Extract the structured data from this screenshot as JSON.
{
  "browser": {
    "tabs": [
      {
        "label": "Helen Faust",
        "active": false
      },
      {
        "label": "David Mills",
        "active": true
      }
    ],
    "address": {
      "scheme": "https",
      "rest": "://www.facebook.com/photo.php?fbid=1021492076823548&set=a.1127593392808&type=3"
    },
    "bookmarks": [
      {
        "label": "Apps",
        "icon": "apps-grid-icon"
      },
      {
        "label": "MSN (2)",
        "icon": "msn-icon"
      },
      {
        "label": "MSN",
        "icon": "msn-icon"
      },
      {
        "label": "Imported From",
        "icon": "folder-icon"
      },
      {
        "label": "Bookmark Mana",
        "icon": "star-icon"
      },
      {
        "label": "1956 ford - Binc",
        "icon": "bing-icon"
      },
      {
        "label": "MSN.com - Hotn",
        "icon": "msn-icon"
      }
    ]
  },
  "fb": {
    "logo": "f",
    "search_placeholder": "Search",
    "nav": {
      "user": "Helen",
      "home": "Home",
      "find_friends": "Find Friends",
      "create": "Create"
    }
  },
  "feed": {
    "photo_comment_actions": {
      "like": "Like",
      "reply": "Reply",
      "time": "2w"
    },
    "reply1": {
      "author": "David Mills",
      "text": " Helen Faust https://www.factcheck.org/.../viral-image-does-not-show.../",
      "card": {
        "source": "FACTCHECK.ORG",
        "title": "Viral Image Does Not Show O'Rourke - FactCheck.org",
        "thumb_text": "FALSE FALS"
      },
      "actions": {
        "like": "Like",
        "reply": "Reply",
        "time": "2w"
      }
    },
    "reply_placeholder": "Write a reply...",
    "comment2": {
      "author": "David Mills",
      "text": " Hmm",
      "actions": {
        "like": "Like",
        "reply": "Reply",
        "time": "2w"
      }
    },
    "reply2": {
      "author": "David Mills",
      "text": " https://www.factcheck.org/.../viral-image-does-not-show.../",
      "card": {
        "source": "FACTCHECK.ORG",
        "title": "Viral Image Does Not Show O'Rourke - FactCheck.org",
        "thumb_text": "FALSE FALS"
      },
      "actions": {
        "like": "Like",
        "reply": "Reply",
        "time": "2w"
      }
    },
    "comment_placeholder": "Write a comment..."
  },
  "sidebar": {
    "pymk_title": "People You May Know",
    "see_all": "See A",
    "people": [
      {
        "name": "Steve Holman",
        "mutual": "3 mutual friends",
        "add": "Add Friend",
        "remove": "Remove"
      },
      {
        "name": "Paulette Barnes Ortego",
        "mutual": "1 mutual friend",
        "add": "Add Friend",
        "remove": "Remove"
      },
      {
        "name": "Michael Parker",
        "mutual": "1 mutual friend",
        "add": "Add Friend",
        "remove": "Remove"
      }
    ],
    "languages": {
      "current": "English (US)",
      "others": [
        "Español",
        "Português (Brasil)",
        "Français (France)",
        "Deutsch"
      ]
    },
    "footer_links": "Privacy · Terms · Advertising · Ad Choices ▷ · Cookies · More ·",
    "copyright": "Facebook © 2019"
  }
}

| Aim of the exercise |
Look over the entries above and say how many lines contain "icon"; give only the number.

| Result of the exercise |
7